The Guest of Honor who will grace the event will be Mrs Lim Hwee Hwa, Senior Minister of State (Finance & Transport), MP of Aljunied GRC

There will be exciting activities like shows, coloring & drawing competition and best of all - an Adoption Drive.

What will Paw Pledge be doing there?We’ve been so lucky to be invited by the Co-Organiser (Singapore Cat Club) to do a roadshow there, along with SPCA, CWS and Kitty for Adoption. We will talk about the recent abuse cases we are working on, as well as our mission to sterilise as many community cats as possible. We are also taking this opportunity to sell our tees and bags, which sends across clear messages of TNRM or Trap-Neuter- Return-Manage.

All proceeds from these merchandise go towards the community cat sterilisation and Project CCK (Choa Chu Kang).Please do come down and lend us your support. Also, do bring your friends and family along. Kindly help us spread the word - Let’s support community cats today.

Thomas turns 4

My Nephew Thomas turned four today in Australia. My sister Elizabeth and her husband came from Borneo to celebrate his birthday with him. You may have notice from my other blog annkschin.blogspot that there are a lot of cakes making in my family. This is because there are many of us.

My maternal grandma had six children. One year, she had four grand children and what a lot of birthday cakes she had to make. My Mum had nine children. During my late Dad's eighty-first birthday, the entourage was fifty. When we flew in the tiny plane, we took almost half of the seats.

If that is not enough, my mum in law had eleven kids.

Thomas' mum Helen made him a a fireman Sam Cake.

Push Play :on the road

Push Play was at Pasifika to showcase the different sports we could be involved in. Sam had a lot of fun.

New Zealand is a nation of sporting heros an achievers. One of the greatest would have to be the late Sir Edmund Hillary who conquered Mt Everest.

Push Play 30 mintues a day

Push Play encourages children and adults alike to be active.
The Push Play campaign aims to inspire New Zealanders to become more active, and to value sport and recreation as integral to their day.
It is based on Obstacles to Action, a piece of research completed for SPARC in 2004.
Sam does 4 and half hours of karate a week and walks to school. He had just upgraded to a brown belt. I have no worries that he will be an obese kid. Though his mum does need to burn a whole lot of calories.

At Pasifika, Push Play was there to spread the message that anyone can feel that rush of greatness. Sam enjoyed playing the games they were show casing. I will find those photos and post them later.

Saturday, March 21, 2009

Friday, March 20, 2009

Fruit Salad (Monstera_deliciosa.)

Two weeks ago, I picked an unripe Fruit Salad for my uncle, and left in in my pantry and forgot about it. This morning, I found it had ripened with a ripe banana fragrance, and bits of the fruit was dropping like kernels of sweet corn.

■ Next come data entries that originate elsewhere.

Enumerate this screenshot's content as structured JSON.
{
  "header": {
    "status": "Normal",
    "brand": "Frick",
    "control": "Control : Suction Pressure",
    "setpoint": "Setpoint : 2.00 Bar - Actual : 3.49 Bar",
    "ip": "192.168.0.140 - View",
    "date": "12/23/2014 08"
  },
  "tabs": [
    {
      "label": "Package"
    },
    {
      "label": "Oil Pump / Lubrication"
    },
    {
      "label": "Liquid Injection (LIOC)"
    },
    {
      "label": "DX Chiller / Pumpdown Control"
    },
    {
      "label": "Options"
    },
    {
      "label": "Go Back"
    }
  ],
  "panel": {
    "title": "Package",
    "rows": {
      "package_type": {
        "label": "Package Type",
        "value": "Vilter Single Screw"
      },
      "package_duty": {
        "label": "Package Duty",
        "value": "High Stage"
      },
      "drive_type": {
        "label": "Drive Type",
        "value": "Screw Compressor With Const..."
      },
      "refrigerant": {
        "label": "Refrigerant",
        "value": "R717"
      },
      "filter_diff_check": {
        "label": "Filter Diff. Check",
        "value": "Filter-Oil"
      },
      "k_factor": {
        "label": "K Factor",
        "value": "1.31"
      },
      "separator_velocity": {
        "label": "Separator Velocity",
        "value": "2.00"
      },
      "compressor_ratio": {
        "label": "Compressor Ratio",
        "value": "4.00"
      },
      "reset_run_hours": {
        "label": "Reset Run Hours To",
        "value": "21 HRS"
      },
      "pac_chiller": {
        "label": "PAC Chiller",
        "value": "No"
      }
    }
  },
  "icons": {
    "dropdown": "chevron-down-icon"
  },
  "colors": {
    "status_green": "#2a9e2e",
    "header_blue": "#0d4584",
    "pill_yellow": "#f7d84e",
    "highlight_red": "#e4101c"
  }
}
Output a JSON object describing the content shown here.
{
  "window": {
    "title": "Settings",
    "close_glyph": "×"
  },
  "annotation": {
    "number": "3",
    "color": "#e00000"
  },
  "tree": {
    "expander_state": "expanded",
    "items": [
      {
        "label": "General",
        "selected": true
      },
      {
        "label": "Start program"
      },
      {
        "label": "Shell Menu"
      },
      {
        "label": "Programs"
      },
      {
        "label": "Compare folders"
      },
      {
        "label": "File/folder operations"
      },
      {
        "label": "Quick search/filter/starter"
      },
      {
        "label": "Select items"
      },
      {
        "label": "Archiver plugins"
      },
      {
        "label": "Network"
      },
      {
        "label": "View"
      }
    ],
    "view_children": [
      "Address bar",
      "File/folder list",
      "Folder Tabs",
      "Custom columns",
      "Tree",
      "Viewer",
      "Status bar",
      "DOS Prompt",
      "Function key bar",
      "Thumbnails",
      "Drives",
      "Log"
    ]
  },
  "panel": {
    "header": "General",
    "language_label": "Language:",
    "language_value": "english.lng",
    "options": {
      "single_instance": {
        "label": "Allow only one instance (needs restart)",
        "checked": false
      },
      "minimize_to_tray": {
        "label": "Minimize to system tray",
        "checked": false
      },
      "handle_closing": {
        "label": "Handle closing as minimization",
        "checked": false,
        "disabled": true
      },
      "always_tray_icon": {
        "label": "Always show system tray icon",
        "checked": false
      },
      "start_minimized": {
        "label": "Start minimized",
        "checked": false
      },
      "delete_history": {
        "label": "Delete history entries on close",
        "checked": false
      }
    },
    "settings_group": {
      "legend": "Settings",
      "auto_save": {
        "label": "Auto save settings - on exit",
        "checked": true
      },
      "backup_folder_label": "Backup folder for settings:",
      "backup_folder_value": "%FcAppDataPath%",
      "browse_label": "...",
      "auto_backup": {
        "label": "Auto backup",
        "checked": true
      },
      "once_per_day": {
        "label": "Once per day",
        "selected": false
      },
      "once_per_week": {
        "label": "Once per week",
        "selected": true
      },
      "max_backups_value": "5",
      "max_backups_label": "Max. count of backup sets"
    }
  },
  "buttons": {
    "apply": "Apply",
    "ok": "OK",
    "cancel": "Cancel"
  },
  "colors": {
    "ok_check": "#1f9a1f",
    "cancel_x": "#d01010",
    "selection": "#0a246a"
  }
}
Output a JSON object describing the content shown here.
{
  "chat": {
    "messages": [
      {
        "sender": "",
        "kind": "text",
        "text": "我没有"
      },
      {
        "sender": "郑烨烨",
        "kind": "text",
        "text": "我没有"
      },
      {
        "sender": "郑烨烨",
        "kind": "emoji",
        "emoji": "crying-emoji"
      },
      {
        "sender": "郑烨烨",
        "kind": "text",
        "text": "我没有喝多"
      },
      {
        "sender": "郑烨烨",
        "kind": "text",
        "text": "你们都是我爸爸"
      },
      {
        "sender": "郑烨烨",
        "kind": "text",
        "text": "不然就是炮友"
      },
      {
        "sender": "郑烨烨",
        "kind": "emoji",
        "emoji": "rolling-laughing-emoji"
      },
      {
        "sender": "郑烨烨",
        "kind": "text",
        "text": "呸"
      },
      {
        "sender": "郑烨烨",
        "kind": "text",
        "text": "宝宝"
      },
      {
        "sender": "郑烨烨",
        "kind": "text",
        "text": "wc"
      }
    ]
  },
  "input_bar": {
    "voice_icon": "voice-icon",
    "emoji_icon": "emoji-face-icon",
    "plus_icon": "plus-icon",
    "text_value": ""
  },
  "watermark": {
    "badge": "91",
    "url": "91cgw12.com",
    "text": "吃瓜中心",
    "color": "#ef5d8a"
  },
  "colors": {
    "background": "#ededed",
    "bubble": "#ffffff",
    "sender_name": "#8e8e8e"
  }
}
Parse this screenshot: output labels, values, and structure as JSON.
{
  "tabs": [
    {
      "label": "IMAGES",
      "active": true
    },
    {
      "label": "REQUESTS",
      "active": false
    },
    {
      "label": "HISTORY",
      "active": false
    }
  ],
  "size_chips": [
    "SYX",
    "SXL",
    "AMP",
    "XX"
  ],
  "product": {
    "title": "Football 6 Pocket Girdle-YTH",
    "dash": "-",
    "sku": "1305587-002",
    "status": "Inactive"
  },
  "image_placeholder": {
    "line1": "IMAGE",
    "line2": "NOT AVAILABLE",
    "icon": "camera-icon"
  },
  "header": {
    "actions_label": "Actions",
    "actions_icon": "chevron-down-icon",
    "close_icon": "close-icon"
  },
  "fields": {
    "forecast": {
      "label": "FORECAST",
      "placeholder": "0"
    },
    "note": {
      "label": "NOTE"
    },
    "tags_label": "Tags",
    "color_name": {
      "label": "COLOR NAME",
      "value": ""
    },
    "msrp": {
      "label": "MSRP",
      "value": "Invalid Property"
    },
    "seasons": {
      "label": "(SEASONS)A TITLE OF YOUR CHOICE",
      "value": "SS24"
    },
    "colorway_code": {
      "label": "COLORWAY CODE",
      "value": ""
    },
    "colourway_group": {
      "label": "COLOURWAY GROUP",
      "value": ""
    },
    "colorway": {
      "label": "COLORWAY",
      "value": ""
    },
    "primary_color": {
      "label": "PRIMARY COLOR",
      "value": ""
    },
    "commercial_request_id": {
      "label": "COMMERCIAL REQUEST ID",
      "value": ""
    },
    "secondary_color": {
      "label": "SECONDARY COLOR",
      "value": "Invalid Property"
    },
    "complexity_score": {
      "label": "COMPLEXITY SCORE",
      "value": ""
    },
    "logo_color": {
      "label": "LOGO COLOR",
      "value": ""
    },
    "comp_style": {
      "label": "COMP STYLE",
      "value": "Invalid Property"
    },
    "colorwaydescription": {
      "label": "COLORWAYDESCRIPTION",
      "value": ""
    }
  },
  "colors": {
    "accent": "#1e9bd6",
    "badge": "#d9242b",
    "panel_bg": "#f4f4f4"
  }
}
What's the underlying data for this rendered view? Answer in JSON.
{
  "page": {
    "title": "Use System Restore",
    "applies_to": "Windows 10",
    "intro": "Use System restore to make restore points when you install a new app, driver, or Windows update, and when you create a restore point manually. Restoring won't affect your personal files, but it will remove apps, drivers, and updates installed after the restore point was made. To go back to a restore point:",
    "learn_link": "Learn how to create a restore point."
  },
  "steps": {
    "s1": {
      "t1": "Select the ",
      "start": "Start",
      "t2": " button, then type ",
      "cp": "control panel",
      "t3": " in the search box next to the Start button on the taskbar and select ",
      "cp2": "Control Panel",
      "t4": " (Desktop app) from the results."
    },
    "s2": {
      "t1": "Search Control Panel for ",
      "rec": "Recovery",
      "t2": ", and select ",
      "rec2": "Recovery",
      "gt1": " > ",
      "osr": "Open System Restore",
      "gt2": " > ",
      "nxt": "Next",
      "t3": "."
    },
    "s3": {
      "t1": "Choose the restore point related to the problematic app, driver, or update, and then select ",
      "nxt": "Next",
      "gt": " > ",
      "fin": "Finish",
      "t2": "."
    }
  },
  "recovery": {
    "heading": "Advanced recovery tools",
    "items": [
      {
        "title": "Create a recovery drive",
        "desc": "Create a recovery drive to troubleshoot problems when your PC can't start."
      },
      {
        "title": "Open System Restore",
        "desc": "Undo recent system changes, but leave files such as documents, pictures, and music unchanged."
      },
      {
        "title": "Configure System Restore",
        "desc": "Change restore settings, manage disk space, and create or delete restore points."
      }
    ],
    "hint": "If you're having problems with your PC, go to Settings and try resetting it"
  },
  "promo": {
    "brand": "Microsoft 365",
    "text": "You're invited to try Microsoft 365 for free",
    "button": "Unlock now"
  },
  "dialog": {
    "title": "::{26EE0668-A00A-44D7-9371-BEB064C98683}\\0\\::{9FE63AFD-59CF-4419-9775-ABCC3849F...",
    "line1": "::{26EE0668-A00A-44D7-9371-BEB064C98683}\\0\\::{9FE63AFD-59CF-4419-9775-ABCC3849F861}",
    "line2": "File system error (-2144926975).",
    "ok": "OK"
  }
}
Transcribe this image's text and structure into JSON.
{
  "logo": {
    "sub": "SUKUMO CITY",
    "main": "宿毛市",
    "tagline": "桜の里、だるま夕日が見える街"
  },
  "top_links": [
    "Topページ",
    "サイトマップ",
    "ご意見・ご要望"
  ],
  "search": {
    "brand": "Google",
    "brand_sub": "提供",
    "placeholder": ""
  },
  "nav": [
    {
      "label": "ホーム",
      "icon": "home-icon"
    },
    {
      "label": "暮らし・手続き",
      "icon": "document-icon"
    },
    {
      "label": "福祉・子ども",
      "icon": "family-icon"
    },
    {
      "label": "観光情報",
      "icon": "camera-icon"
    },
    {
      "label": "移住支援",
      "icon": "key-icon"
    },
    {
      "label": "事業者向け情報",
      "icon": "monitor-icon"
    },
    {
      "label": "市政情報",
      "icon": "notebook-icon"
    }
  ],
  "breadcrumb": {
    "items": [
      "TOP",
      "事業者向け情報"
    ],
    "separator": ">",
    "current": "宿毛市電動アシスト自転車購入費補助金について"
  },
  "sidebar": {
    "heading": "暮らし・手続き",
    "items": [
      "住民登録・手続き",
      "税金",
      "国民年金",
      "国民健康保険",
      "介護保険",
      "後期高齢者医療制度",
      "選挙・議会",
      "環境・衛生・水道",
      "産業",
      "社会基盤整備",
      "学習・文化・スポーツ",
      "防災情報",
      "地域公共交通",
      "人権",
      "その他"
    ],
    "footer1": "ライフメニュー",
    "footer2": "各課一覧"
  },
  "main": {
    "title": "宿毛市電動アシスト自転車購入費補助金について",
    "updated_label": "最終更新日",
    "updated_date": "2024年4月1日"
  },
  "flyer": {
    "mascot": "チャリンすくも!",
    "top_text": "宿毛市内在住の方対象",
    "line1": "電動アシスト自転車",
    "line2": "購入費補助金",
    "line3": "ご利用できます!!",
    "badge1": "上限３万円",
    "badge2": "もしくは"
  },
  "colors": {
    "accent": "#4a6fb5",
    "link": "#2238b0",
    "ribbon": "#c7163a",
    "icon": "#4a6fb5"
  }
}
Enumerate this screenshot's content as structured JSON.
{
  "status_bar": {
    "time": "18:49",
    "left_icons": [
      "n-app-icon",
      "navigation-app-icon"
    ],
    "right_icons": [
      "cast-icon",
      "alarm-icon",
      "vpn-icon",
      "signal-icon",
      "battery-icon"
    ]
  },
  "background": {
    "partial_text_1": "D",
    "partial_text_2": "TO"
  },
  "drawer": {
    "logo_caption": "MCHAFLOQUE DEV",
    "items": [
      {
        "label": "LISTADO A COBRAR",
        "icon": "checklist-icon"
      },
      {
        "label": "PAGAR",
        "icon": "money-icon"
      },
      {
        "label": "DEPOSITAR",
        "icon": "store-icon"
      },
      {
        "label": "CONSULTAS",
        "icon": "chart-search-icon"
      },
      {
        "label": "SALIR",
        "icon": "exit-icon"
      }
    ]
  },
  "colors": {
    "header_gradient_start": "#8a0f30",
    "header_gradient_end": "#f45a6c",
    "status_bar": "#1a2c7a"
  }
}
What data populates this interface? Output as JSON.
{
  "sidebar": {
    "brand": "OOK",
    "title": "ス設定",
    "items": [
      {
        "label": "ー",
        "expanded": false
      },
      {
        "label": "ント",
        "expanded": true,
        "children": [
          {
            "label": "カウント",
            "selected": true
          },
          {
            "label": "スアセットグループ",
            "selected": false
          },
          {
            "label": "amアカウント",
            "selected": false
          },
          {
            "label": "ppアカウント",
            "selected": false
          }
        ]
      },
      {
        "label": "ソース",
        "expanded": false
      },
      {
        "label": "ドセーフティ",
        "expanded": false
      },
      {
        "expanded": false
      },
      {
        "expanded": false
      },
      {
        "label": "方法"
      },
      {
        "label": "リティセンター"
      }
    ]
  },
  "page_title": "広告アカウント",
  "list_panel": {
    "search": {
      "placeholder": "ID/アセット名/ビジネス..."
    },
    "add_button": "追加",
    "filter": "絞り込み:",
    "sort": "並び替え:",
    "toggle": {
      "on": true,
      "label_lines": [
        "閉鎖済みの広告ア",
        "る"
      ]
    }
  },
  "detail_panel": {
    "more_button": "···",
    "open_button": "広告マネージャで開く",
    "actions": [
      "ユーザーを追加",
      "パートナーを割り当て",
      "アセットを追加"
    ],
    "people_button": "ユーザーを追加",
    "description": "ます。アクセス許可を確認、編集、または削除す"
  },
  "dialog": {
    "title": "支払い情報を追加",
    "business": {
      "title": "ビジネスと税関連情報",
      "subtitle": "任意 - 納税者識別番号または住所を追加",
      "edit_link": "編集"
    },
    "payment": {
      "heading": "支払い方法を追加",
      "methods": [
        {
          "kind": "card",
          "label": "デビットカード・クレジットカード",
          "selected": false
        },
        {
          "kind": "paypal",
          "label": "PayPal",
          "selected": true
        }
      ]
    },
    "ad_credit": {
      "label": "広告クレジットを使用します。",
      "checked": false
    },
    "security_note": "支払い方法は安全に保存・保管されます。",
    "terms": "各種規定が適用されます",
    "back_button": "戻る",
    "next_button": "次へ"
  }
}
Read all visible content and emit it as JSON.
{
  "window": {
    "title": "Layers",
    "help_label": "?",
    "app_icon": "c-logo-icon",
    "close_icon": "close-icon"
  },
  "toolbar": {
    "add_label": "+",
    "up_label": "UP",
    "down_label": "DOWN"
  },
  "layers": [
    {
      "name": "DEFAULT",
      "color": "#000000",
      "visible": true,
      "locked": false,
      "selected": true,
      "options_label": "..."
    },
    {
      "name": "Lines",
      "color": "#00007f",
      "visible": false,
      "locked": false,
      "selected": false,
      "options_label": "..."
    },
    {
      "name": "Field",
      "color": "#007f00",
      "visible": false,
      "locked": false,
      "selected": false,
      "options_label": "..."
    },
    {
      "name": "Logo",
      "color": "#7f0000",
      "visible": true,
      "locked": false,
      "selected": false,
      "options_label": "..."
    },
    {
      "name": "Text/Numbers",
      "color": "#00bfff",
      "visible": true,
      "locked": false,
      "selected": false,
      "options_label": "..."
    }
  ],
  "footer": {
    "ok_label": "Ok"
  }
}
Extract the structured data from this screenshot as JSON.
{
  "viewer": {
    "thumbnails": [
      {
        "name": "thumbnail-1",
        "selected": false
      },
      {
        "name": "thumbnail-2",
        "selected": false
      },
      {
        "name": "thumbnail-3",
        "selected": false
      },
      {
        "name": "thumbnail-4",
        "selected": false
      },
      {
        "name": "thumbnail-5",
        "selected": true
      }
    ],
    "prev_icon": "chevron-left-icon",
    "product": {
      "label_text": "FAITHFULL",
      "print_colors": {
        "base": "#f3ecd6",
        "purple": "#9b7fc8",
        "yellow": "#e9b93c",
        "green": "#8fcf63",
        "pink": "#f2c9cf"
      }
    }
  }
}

I went to my garden and snapped the frutis at it's different stages.I am not very adventurous in eating unfamiliar food, but I think when my brother-in-law comes from Borneo, he will try it.

The leaves are sold in florists shops for forage decor. One evening, I watched an American foodie TV show. One of the contestant used the leaf on her plate in her Caribbean themed dinner. I was thinking, I could sell my fruit salads fruits as organic fruits, and the leaves to a florist.